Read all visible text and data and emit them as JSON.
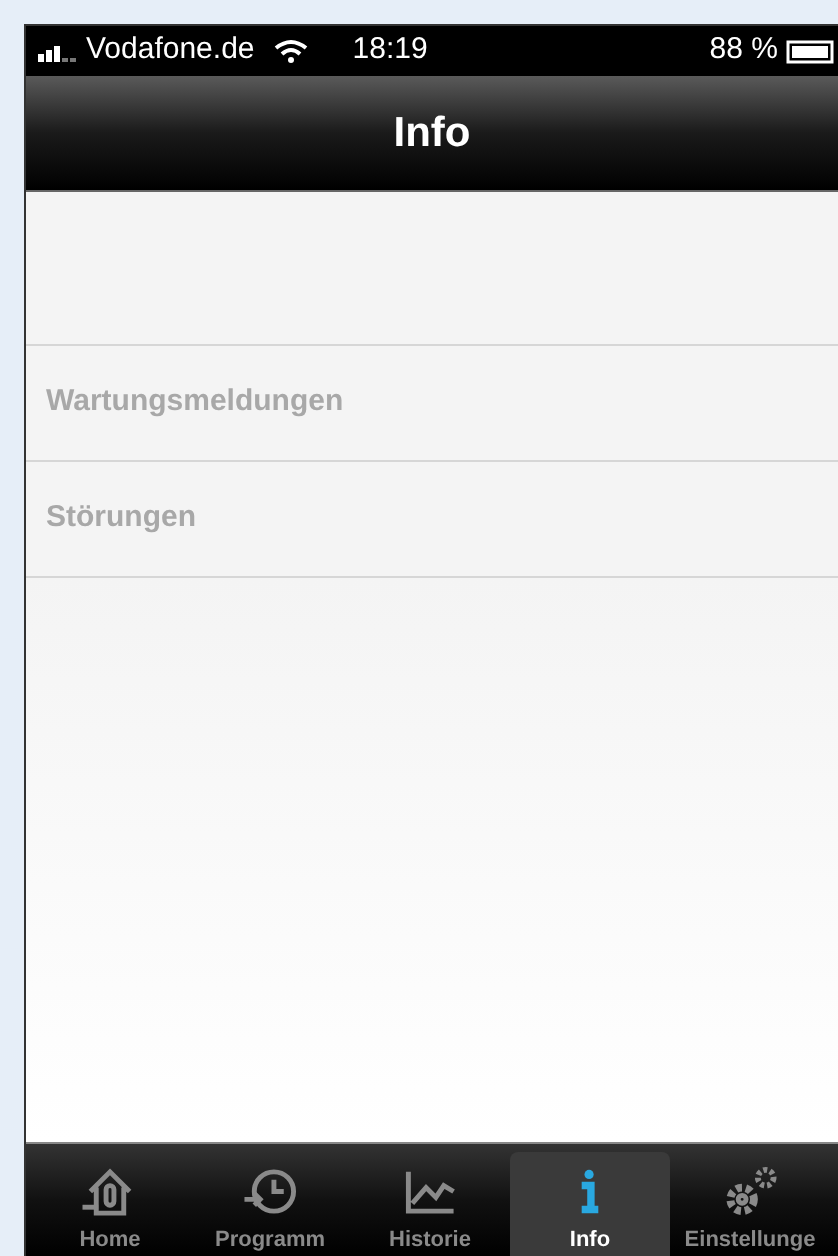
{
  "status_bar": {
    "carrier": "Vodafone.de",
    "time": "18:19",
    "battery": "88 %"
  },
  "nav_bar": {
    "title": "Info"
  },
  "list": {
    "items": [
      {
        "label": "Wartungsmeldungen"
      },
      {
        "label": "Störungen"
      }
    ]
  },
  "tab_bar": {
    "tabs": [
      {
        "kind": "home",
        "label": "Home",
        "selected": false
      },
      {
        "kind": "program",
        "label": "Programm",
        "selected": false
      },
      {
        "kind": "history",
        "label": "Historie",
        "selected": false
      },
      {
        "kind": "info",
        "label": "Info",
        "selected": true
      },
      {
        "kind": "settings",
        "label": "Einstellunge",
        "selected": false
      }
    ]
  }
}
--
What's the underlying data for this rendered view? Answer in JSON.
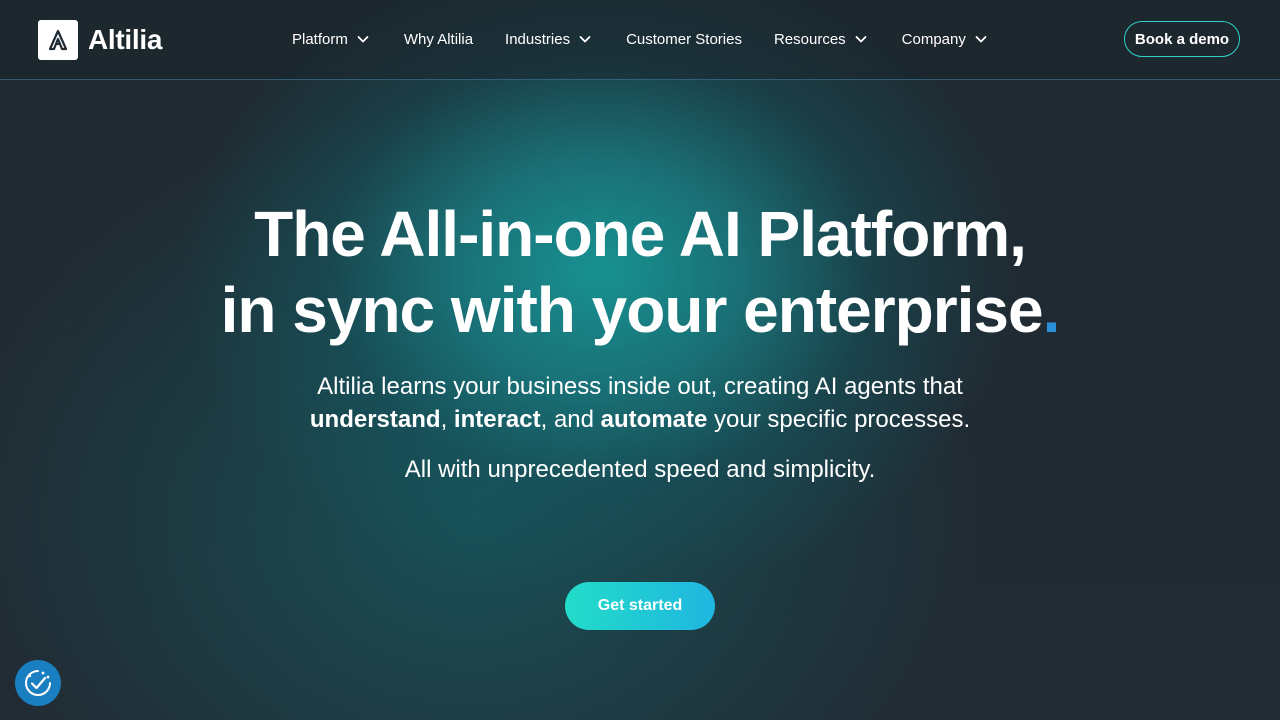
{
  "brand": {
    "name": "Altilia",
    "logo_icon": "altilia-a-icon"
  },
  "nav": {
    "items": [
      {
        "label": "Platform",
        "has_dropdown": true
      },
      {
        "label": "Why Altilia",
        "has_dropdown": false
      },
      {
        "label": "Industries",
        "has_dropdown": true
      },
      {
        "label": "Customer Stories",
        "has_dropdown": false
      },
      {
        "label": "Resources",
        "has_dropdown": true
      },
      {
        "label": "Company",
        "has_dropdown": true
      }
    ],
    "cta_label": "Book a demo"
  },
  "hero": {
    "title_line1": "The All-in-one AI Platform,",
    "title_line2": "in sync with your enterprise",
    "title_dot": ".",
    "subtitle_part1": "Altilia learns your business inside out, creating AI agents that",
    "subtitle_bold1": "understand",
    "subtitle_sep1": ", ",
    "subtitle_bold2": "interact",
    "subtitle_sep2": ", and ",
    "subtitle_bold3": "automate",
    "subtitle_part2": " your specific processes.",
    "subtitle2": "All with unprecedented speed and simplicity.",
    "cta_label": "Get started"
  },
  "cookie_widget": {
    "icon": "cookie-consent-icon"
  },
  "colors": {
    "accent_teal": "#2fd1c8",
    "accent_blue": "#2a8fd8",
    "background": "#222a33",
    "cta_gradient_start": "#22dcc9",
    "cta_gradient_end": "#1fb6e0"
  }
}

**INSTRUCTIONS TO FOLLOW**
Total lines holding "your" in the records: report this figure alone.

**REPLY**
3